Daily Pill May Cut Lung Cancer Mortality in Half: Study

Daily Pill May Cut Lung Cancer Mortality in Half: Study
George Citroner

A nearly decade-long study revealed that a once-a-day pill can reduce the risk of death from lung cancer by more than half, offering hope for improved patient outcomes and potentially saving millions of lives.

Recently published in the New England Journal of Medicine (NEJM), the research involved 682 patients, including those diagnosed with non-small cell lung cancer (NSCLC), which accounts for 80 to 85 percent of all diagnosed lung cancers.

Lung cancer, the third most common cancer, is the leading cause of cancer-related deaths in the United States, responsible for nearly 25 percent of all cancer fatalities. According to the American Cancer Society, more individuals succumb to lung cancer annually than to colon, breast, and prostate cancers combined.

Although lung cancer is predominantly linked to tobacco use, 10 to 20 percent of lung cancer cases occur in individuals who have never smoked. Nonsmoker lung cancer cases are more prevalent in women and manifest at a younger age compared to those developed by smokers.

Drug Affects Gene Linked to Lung Cancer
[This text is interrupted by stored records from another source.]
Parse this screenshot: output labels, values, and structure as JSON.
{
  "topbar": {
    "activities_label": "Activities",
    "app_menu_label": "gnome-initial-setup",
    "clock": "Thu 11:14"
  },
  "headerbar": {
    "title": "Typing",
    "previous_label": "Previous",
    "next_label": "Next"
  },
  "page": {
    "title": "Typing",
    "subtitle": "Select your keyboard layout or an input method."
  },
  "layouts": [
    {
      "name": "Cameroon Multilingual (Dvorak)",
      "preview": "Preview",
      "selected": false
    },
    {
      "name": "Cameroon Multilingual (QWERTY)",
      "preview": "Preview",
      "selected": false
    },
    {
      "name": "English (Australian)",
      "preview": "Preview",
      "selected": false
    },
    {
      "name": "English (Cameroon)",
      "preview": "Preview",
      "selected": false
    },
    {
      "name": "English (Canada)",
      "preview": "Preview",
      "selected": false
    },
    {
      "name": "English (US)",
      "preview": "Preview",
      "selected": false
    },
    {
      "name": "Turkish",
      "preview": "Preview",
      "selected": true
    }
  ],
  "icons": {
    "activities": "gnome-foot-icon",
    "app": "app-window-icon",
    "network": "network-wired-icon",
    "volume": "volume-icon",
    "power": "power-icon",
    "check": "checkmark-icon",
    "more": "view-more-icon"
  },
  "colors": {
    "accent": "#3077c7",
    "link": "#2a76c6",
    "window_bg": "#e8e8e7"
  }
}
The NEJM study analyzed the results of the phase 3 clinical trial funded by AstraZeneca, conducted between 2015 and 2020. All trial participants had a mutation in their epidermal growth factor receptor (EGFR) gene, called an EGFR mutation.

An EGFR mutation is a genetic change that occurs in the EGFR gene, a protein involved in cell growth and survival.
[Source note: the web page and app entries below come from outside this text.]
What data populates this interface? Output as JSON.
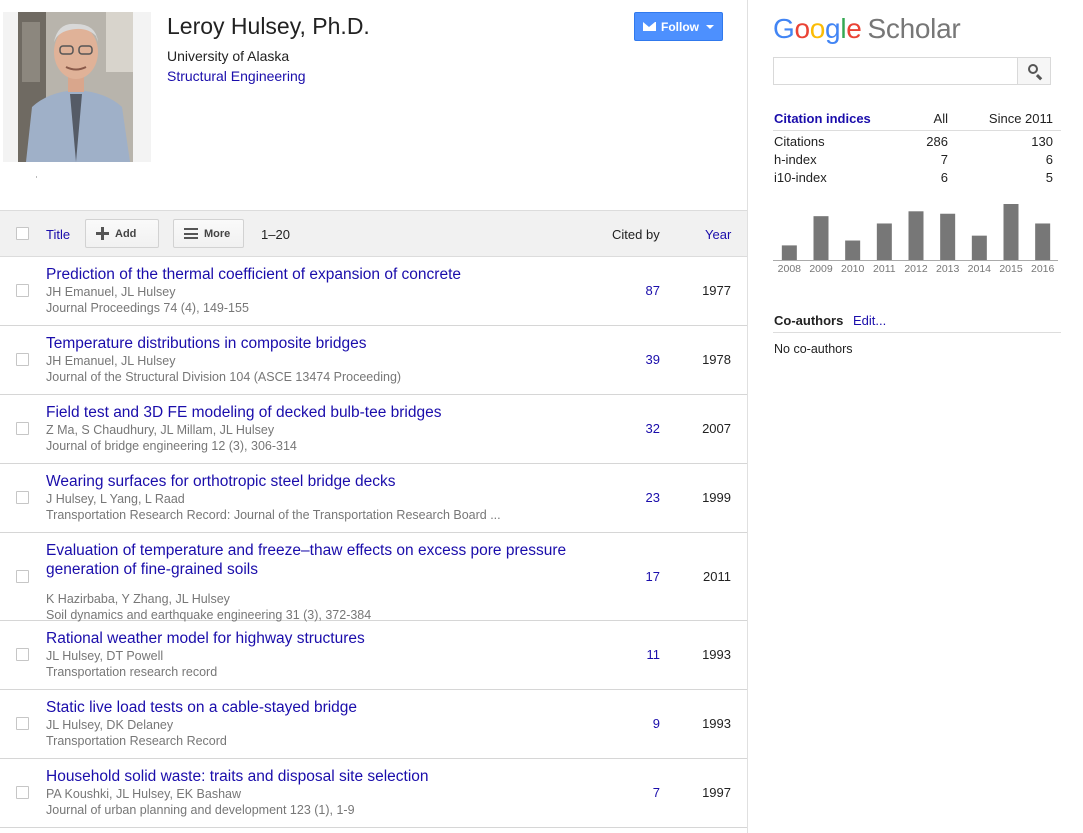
{
  "profile": {
    "name": "Leroy Hulsey, Ph.D.",
    "affiliation": "University of Alaska",
    "interest": "Structural Engineering",
    "follow_label": "Follow"
  },
  "toolbar": {
    "title_label": "Title",
    "add_label": "Add",
    "more_label": "More",
    "range": "1–20",
    "cited_by_label": "Cited by",
    "year_label": "Year"
  },
  "articles": [
    {
      "title": "Prediction of the thermal coefficient of expansion of concrete",
      "authors": "JH Emanuel, JL Hulsey",
      "venue": "Journal Proceedings 74 (4), 149-155",
      "cited": "87",
      "year": "1977"
    },
    {
      "title": "Temperature distributions in composite bridges",
      "authors": "JH Emanuel, JL Hulsey",
      "venue": "Journal of the Structural Division 104 (ASCE 13474 Proceeding)",
      "cited": "39",
      "year": "1978"
    },
    {
      "title": "Field test and 3D FE modeling of decked bulb-tee bridges",
      "authors": "Z Ma, S Chaudhury, JL Millam, JL Hulsey",
      "venue": "Journal of bridge engineering 12 (3), 306-314",
      "cited": "32",
      "year": "2007"
    },
    {
      "title": "Wearing surfaces for orthotropic steel bridge decks",
      "authors": "J Hulsey, L Yang, L Raad",
      "venue": "Transportation Research Record: Journal of the Transportation Research Board ...",
      "cited": "23",
      "year": "1999"
    },
    {
      "title": "Evaluation of temperature and freeze–thaw effects on excess pore pressure generation of fine-grained soils",
      "authors": "K Hazirbaba, Y Zhang, JL Hulsey",
      "venue": "Soil dynamics and earthquake engineering 31 (3), 372-384",
      "cited": "17",
      "year": "2011"
    },
    {
      "title": "Rational weather model for highway structures",
      "authors": "JL Hulsey, DT Powell",
      "venue": "Transportation research record",
      "cited": "11",
      "year": "1993"
    },
    {
      "title": "Static live load tests on a cable-stayed bridge",
      "authors": "JL Hulsey, DK Delaney",
      "venue": "Transportation Research Record",
      "cited": "9",
      "year": "1993"
    },
    {
      "title": "Household solid waste: traits and disposal site selection",
      "authors": "PA Koushki, JL Hulsey, EK Bashaw",
      "venue": "Journal of urban planning and development 123 (1), 1-9",
      "cited": "7",
      "year": "1997"
    }
  ],
  "scholar": {
    "logo_letters": [
      "G",
      "o",
      "o",
      "g",
      "l",
      "e"
    ],
    "logo_suffix": "Scholar",
    "search_placeholder": ""
  },
  "citation_indices": {
    "title": "Citation indices",
    "col_all": "All",
    "col_since": "Since 2011",
    "rows": [
      {
        "label": "Citations",
        "all": "286",
        "since": "130"
      },
      {
        "label": "h-index",
        "all": "7",
        "since": "6"
      },
      {
        "label": "i10-index",
        "all": "6",
        "since": "5"
      }
    ]
  },
  "chart_data": {
    "type": "bar",
    "categories": [
      "2008",
      "2009",
      "2010",
      "2011",
      "2012",
      "2013",
      "2014",
      "2015",
      "2016"
    ],
    "values": [
      6,
      18,
      8,
      15,
      20,
      19,
      10,
      23,
      15
    ],
    "bar_color": "#777777",
    "title": "",
    "xlabel": "",
    "ylabel": ""
  },
  "coauthors": {
    "title": "Co-authors",
    "edit_label": "Edit...",
    "empty_text": "No co-authors"
  }
}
The mutation results in excessive production of the protein, leading to unregulated cell growth, which can contribute to the development of lung cancer.

During the clinical trial, patients received either osimertinib (Tagrisso), a kinase-inhibiting drug, or a placebo. The five-year follow-up results revealed that after tumor removal surgery, 88 percent of the patients who received the drug were still alive, compared to 78 percent of the placebo group.
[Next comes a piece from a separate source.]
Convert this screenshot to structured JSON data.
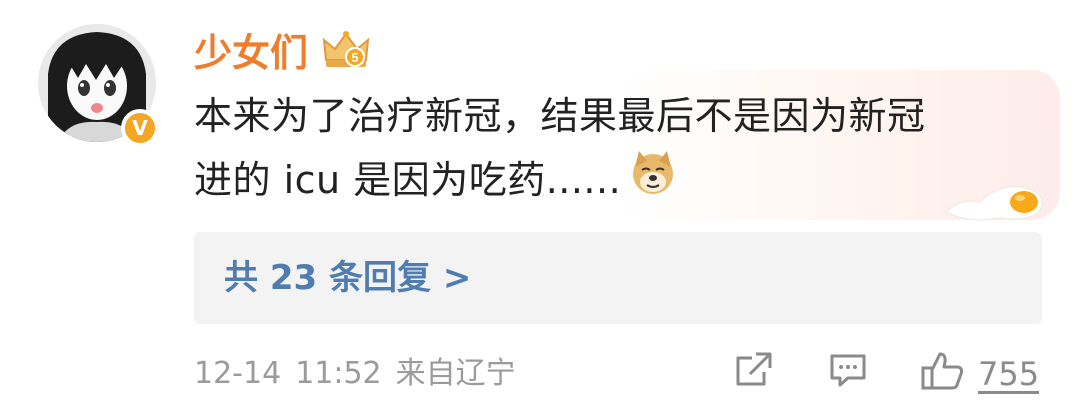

According to AstraZeneca, Tagrisso's manufacturer, these findings suggest a significant 51 percent reduction in the risk of death with Tagrisso compared to the placebo.

First Study to Show Improvement in Cure Rate After Surgery

“In the U.S., 10 to 15 percent of patients with lung cancer will have mutations in the epidermal growth factor receptor, and these patients, even after they receive the best available therapy, their tumor still often comes back,” Dr. Roy Herbst, deputy director of Yale Cancer Center and principal investigator of the trial, said in a press statement.

Since the completion of the phase 3 trial in 2020, it has become standard to check for this gene mutation in patients undergoing surgery, specifically those with tumors of a certain size, Dr. Roger Keresztes, an oncologist at the Stony Brook Cancer Center, told The Epoch Times. “Prior to that, we only tested in people who had metastatic disease,” he said.

Keresztes added that the findings of this five-year follow-up are very significant “because this is the first study that showed a benefit to one of these targeted drugs in the postoperative setting.”

He further explained that these drugs have traditionally been used for patients with incurable metastatic disease. “So to show that there is an improvement in the cure rate after surgery is a first,” he said.

While the clinical trial results are encouraging, and new lung cancer rates are in decline worldwide, there has been a notable increase in the incidence of lung cancer in one particular group.

Alarming Increase in Lung Cancer Rates Among Women

Lung cancer is now the leading cause of cancer-related deaths in women, with 20 percent of cases occurring in nonsmokers.
Research published in the International Journal of Cancer found that women are being diagnosed with lung cancer at significantly higher rates than men of similar age in many high-income countries, including the United States. While smoking plays a major role, the rise of adenocarcinoma lung cancer in women suggests other factors are at play.
“The emerging higher lung cancer incidence rates in young women compared to young men is widespread and not fully explained by sex differences in smoking patterns," the study authors wrote. They emphasize a need for more research to understand the rising lung cancer rates in young women.
Research published in the Journal of Thoracic Disease suggests that estrogen may be an important factor for increased rates of adenocarcinoma in women and that the response to the newest lung cancer therapies among women is different than in men.

The findings also suggest that lung cancer incidence rates are highest among young, white, non-Hispanic women, with disparities in tumor aggressiveness and survival rates among ethnic groups.

George Citroner reports on health and medicine, covering topics that include cancer, infectious diseases, and neurodegenerative conditions. He was awarded the Media Orthopaedic Reporting Excellence (MORE) award in 2020 for a story on osteoporosis risk in men.